PCOS- what is it?
PCOS stands for Polycystic ovary syndrome. It is one of the most common hormonal disorders in women of child bearing age.
PCOS occurs in women only and generally starts at around puberty. It occurs in upto 10% of all women. The exact cause of PCOS is not yet known but it occurs due to a combination of genetic and environmental factors. It is thought to develop due to hormonal imbalance- high male hormone levels, insulin resistance and raised insulin level.
What are its symptoms?
- Menstrual problems- Periods are irregular or sometimes absent. Some patients get heavy bleeding.
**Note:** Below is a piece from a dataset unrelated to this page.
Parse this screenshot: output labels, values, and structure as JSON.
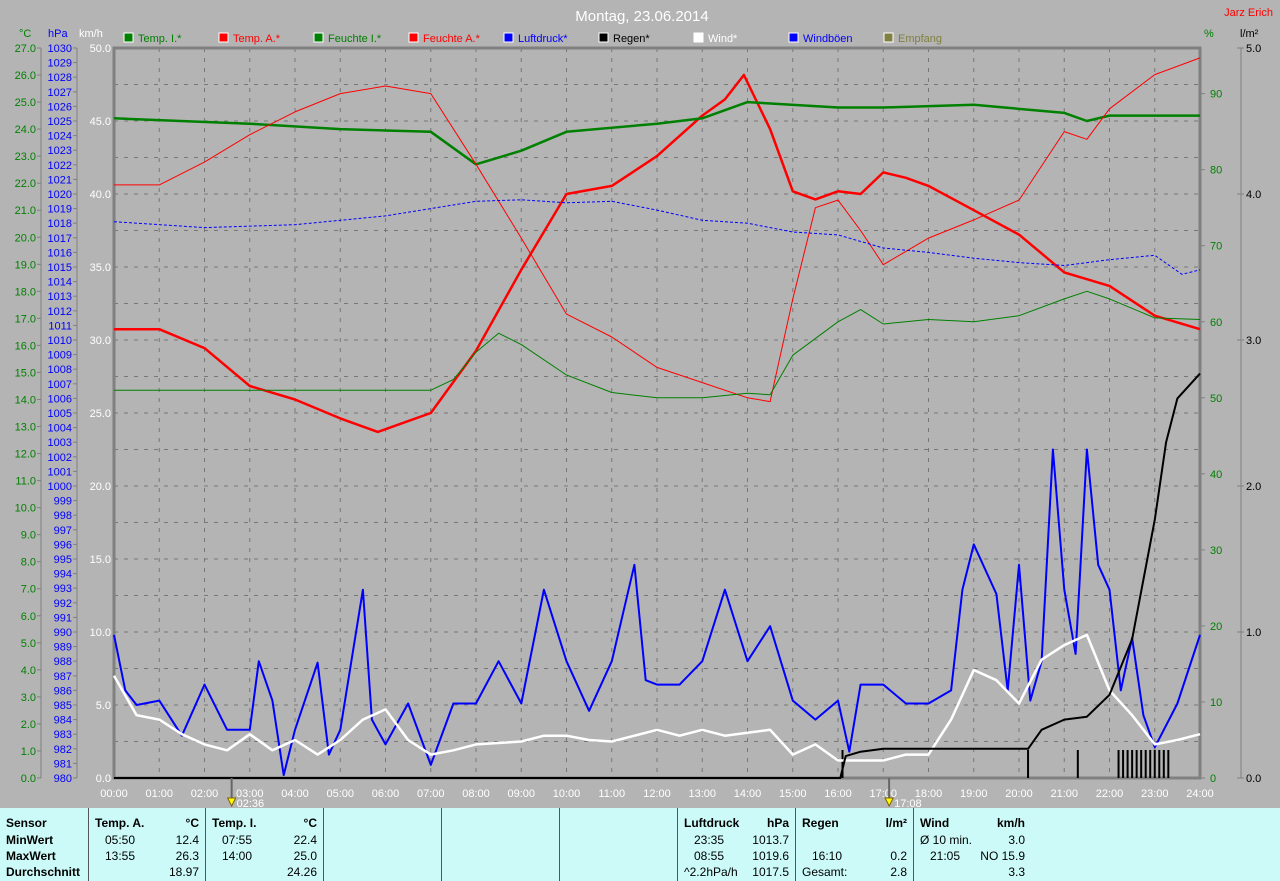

- Acne- PCOS patients get severe acne on face (especially jawline and lower half of face), chest, shoulders, back. These often do not respond to the conventional acne treatments and have to be given hormonal treatment.
- Hirsutism- the hormone imbalance in PCOS causes excess hair growth leading to thicker and darker facial hair and more hair on the chest, belly, and back.
- Alopecia- PCOS patients often develop female pattern hairloss.
- Skin tags
- Cysts in ovaries detectable by ultrasound of pelvis.
- Infertility due to decreased or no egg production by ovaries. The rate of miscarriage is also higher in PCOS cases.
- Obesity– Nearly half of all women with PCOS are clinically obese.
- Increased muscle mass, voice deepening in severe cases.
- Diabetes, Hypertension (High blood pressure), Elevated blood fats (hyperlipidaemia), Cardiovascular disease especially coronary artery disease.
It was once thought to be only due to an ovarian defect as it was associated with enlarged polycystic ovaries, hence its name polycystic ovary syndrome. However, it is now known that PCOS may occur in women with normal sized ovaries and polycystic ovarian changes can be found in women with normal menstrual cycles.
How is it diagnosed?
If the doctor is suspicious of PCOS, certain tests have to be done. These include Hormone levels (FSH, LH, Prolactin, Testesterone, 17 hydoxyprogesterone, DHEAS, Insulin level, cortisol, thyroid hormones), Blood sugar, Ultrasonography of pelvis, Lipid profile. These tests help doctor to rule out other causes of hormonal imbalance which can mimic PCOS. They also help in the line of treatment and its monitoring.
How is PCOS treated?
The management of PCOS has to be tailor made for each patient according to the symptoms the patient exhibits and the results of the test.
Weight loss through a low-calorie diet combined with moderate exercise activities is the first recommendation of the doctor. This helps in decreasing the insulin resistance and also reduces the cardiac and diabetic complications.
The drugs prescribed will depend on the test results and the symptoms of patient.
Oral contraceptive pills (OCP) are often prescribed to PCOS patients for about 6-12 cycles. These are given not to prevent pregnancy but to streamline menstrual periods and hormone levels.
Metformin is prescribed to decrease insulin resistance.
Other commonly prescribed drugs to control the effects of hormone imbalance include Spironolactone, Cyproterone acetate etc. Any hormone deficiency or excess are controlled with drugs.
Acne is treated with regular acne medications in addition to the hormonal treatment.
Laser hair reduction to reduce unwanted hair is often required.
Drugs may also have to be given to treat infertility.